Keeping safe cat toys around the house is an excellent first step. As your cat is made aware of these toys, her interest in them may be indulged at a moment’s notice. This allows your cat to get in a little play time without having to depend on someone to provide attention all the time. Be sure to purchase toys that will encourage active play and exercise.
Setting aside about 15 minutes every day to play with your cat is not only good exercise (sometimes for both of you), it is also an excellent form of bonding. This is the time to break out toys you shouldn’t leave your cat alone with. String, yarn balls, feather dusters, and other items that your cat could damage herself with if left alone, are great to share with her when you are available to play. These toys are considered dangerous mainly because when your cat becomes very excited, she may bite or tear off small pieces and swallow them. This can lead to discomfort, and in some cases damage to the digestive tract. Keeping a close eye on her to avoid issues will also offer some competition for her, and get her really revved up!
Give your cat plenty of places she will have to jump or climb to reach. A pillow on top of the refrigerator, special spots on high shelves with no knick-knacks to knock over, cat trees, window ledges, and kitty hammocks will all afford your cat with extra physical activity. Cats love to be up high, where they can keep an eye on everything. These high spots will also afford your cat quiet places to rest, and even allow them to escape the unwanted attentions of other pets or children.
Identify the paths your cat takes to get to her high places. Place small balls along the route. Ping pong balls are great for this as they are not fragile, they are light and bouncy, and they are not easy for your cat to chew up or swallow. As your cat prowls her usual routes through the house, she will stumble upon these unlooked for toys. She will be likely to brush against them, knocking them into motion, and the chase will be on.
Another way to keep your cat on the move is to begin hiding a few cat treats around the house. Choose random places your cat may go, and put the treats out of the way. Place one under the edge of a couch cushion, another under a piece of paper, and yet another out in the open. Your cat will enjoy hunting and finding them.
If you have only one cat, you might consider getting a second, preferably a kitten. A kitten is a little bundle of energy and will insist that your older cat play with them. They don’t like taking no for an answer, either. As the kitten grows, the two of them will develop their own little games to keep each other occupied. It doesn’t hurt that having them both draped across your lap purring will make you feel more loved, too.

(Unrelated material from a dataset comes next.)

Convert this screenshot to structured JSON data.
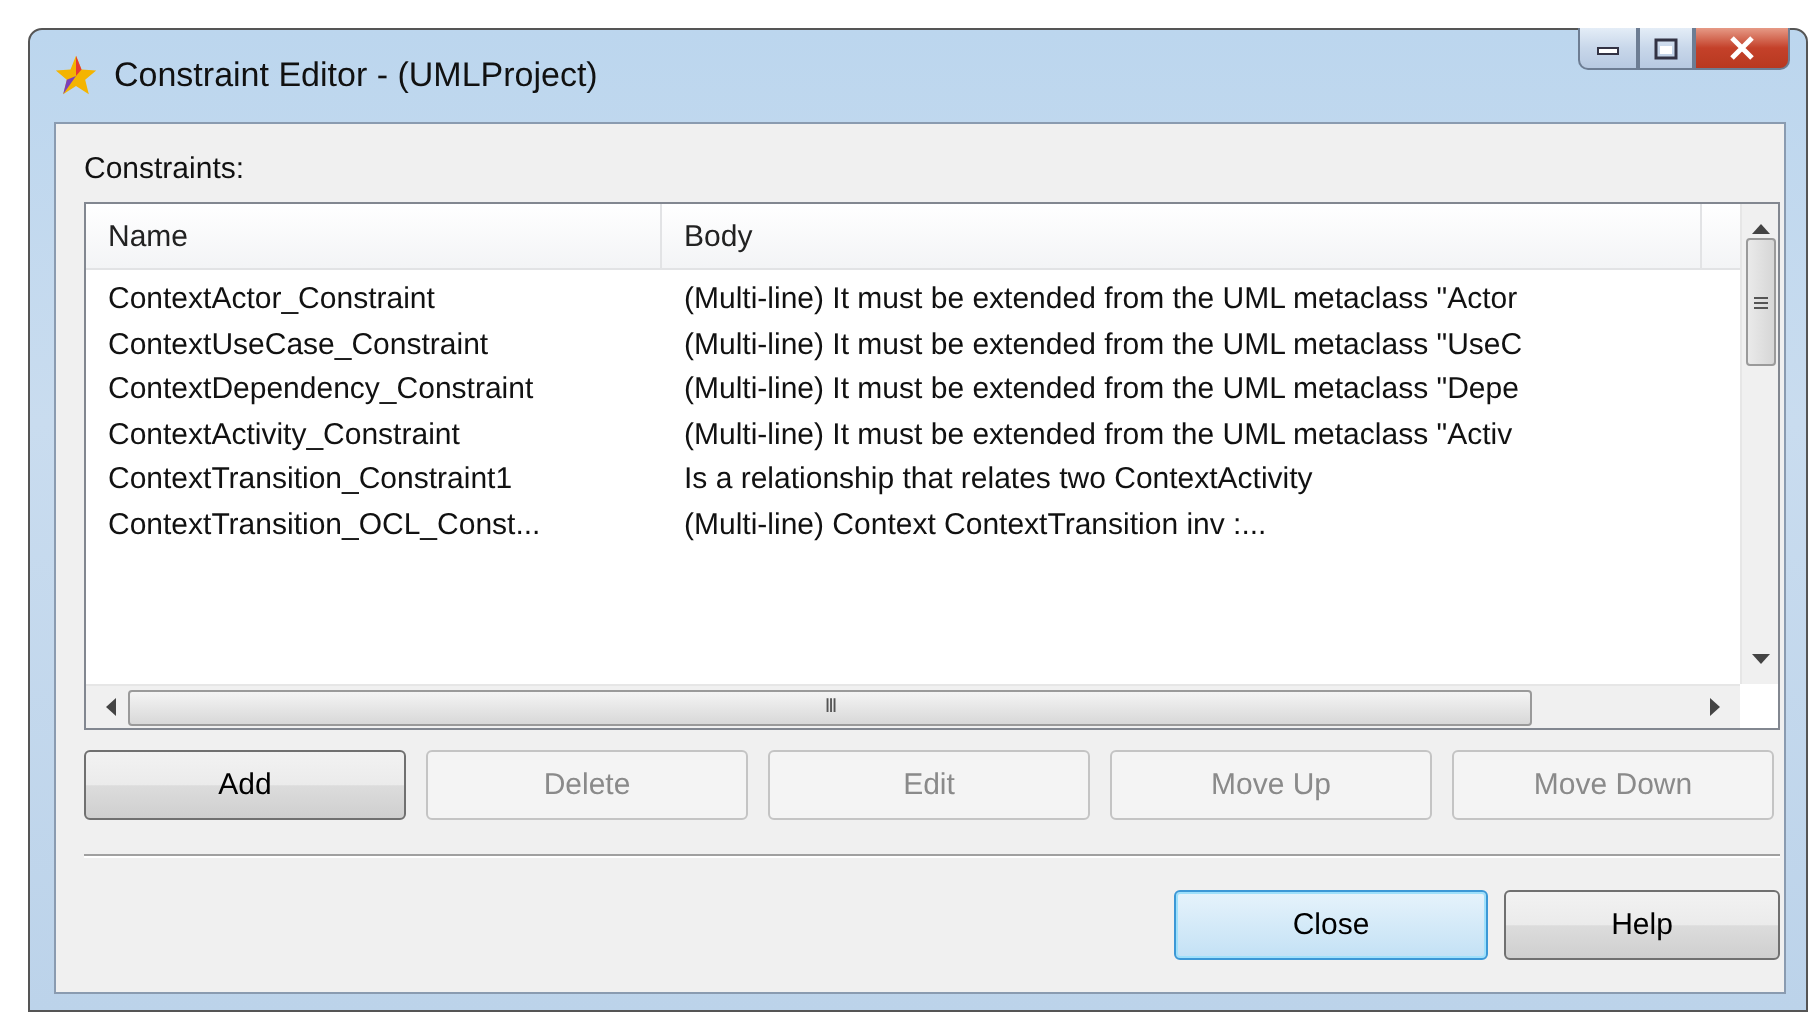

A cat, like any other pet, is a responsibility a well as a joy. Paying attention to the physical, emotional and mental needs of your cat will give you both a longer, healthier relationship.